(Dataset excerpts)
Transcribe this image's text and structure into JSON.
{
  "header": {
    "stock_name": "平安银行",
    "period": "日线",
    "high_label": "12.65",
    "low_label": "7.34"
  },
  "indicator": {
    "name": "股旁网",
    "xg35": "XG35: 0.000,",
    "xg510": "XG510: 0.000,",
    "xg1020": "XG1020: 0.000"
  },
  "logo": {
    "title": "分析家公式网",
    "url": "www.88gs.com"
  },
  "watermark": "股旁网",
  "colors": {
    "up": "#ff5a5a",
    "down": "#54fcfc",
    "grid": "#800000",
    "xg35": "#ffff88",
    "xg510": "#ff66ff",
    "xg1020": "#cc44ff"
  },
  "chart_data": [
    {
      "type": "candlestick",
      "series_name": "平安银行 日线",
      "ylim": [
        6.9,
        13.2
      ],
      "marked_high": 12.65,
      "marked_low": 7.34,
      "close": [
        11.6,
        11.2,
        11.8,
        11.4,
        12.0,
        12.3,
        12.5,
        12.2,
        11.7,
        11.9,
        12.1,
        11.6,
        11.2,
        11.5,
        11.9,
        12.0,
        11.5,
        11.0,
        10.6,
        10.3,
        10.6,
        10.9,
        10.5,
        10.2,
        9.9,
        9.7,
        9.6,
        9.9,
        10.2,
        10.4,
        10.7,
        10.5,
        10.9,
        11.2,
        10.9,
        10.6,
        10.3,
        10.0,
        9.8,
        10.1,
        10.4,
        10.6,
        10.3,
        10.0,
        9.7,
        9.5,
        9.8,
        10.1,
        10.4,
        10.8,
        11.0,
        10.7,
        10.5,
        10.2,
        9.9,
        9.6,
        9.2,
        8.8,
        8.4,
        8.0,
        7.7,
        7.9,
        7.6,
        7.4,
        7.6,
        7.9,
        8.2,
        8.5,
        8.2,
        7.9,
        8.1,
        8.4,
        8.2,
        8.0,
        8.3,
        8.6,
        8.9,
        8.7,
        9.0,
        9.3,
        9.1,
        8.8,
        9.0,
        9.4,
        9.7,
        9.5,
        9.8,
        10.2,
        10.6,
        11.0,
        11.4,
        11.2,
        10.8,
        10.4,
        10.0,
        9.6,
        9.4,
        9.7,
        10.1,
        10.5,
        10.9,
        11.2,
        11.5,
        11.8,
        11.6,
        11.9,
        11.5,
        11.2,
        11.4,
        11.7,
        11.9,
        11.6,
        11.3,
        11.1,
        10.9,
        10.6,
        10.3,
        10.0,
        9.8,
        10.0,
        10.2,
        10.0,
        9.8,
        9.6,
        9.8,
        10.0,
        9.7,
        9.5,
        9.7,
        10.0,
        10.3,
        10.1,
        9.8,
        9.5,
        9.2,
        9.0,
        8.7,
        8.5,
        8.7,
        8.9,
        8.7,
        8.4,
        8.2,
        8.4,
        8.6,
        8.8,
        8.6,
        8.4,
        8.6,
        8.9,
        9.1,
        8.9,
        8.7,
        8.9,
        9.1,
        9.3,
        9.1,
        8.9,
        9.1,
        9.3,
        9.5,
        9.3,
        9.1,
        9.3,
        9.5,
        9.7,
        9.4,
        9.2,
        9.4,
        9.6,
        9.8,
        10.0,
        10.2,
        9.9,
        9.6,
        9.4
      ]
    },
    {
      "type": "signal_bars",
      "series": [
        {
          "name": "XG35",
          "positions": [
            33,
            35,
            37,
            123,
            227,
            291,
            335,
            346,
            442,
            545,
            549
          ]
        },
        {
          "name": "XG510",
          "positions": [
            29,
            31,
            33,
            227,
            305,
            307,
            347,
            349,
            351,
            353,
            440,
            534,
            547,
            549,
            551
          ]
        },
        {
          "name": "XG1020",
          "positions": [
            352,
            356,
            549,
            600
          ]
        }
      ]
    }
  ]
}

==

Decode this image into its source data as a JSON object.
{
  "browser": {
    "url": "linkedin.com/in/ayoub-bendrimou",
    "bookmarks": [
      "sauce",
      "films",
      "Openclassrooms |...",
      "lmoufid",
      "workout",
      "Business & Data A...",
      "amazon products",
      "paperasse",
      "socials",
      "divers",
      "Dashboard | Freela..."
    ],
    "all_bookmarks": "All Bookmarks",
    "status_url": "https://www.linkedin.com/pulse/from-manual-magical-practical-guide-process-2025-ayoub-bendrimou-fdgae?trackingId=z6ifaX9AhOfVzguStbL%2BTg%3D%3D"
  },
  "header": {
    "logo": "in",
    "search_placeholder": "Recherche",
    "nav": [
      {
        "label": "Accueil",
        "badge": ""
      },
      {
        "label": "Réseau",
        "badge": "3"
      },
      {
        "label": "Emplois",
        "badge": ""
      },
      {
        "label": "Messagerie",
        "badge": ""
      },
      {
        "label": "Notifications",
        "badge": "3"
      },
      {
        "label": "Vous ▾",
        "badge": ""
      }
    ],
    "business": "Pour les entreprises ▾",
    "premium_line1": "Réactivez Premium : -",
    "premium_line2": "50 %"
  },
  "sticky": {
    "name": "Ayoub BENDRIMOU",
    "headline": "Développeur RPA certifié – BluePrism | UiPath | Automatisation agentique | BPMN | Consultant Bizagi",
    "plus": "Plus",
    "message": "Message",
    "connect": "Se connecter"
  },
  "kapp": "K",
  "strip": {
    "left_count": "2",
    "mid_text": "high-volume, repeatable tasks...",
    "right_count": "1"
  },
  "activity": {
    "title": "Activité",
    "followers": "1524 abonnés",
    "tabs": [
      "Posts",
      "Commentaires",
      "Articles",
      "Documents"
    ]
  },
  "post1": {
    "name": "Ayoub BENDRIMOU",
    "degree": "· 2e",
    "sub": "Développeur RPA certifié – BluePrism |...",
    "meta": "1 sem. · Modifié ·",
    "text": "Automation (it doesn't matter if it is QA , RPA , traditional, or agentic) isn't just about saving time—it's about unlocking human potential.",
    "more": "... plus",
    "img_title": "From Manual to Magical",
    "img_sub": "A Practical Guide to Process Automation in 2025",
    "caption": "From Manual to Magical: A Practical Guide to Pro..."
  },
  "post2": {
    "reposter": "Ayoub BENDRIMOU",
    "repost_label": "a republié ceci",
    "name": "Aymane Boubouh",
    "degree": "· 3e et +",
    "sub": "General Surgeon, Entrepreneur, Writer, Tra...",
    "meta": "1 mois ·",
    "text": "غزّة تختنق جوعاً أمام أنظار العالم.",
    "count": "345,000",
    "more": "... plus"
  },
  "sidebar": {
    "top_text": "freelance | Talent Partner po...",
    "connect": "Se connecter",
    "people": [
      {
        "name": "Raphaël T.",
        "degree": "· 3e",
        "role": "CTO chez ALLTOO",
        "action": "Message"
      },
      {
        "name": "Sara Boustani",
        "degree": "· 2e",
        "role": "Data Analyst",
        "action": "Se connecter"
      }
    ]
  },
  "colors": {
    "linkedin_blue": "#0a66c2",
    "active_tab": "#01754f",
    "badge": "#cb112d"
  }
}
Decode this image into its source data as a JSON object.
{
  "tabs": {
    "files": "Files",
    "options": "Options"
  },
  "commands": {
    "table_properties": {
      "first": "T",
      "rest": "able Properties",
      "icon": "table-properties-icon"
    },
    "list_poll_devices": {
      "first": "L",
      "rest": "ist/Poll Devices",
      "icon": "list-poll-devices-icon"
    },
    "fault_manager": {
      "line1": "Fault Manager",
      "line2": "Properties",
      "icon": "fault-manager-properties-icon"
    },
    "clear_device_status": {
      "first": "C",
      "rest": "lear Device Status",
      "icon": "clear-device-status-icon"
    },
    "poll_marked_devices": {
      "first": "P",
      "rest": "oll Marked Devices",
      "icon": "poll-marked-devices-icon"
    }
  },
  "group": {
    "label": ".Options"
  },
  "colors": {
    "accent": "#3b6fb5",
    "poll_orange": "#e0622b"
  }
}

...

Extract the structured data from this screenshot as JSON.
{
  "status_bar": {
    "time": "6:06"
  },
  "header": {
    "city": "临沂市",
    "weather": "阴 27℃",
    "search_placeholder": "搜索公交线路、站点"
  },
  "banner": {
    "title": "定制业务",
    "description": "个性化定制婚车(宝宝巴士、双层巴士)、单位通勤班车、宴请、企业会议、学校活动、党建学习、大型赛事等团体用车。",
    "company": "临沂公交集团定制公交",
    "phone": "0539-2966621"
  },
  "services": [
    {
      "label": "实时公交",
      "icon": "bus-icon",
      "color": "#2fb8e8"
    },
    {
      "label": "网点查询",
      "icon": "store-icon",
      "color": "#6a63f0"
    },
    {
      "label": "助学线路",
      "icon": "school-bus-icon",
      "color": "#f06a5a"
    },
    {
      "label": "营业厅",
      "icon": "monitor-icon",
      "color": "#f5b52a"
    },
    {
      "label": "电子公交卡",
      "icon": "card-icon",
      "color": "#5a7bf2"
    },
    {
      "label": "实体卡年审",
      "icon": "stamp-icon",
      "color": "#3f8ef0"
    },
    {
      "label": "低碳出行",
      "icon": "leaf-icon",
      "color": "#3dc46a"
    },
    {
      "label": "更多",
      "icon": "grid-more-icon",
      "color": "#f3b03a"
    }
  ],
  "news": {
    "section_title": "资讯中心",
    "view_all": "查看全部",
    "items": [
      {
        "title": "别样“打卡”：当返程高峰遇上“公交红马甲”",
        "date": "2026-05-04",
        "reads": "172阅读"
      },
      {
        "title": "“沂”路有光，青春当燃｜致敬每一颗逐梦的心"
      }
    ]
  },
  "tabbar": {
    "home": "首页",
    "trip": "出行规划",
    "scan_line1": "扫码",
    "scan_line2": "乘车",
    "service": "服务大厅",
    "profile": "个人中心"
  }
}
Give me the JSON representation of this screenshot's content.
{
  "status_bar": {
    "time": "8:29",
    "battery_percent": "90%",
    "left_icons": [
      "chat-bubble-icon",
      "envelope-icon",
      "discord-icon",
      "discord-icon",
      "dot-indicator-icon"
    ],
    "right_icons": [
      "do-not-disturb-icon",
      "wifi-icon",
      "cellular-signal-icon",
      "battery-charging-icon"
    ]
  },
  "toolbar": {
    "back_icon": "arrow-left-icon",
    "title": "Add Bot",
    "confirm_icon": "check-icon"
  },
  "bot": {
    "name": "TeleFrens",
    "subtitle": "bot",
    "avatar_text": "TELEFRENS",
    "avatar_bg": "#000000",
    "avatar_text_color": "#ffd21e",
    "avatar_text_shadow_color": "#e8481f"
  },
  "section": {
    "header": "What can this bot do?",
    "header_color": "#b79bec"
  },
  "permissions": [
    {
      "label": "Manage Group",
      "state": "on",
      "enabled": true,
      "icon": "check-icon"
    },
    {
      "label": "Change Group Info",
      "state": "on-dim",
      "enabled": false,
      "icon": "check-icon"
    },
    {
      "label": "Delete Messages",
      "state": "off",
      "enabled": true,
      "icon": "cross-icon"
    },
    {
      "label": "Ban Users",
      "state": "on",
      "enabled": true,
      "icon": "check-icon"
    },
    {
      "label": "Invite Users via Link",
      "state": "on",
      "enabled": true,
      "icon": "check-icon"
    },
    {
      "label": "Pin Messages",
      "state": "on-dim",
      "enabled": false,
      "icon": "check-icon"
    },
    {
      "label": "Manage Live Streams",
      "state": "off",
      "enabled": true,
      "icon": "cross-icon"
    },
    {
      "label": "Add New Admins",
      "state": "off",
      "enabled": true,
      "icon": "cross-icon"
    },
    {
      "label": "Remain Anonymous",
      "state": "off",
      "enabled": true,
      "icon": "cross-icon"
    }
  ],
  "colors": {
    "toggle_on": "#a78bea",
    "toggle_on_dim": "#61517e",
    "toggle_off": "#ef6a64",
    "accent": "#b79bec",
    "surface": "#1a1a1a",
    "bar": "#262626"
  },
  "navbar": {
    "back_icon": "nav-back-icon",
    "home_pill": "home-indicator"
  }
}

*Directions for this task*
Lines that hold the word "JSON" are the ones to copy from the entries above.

*Answer for this exercise*
Transcribe this image's text and structure into JSON.
Decode this image into its source data as a JSON object.
Decode this image into its source data as a JSON object.
Extract the structured data from this screenshot as JSON.
Give me the JSON representation of this screenshot's content.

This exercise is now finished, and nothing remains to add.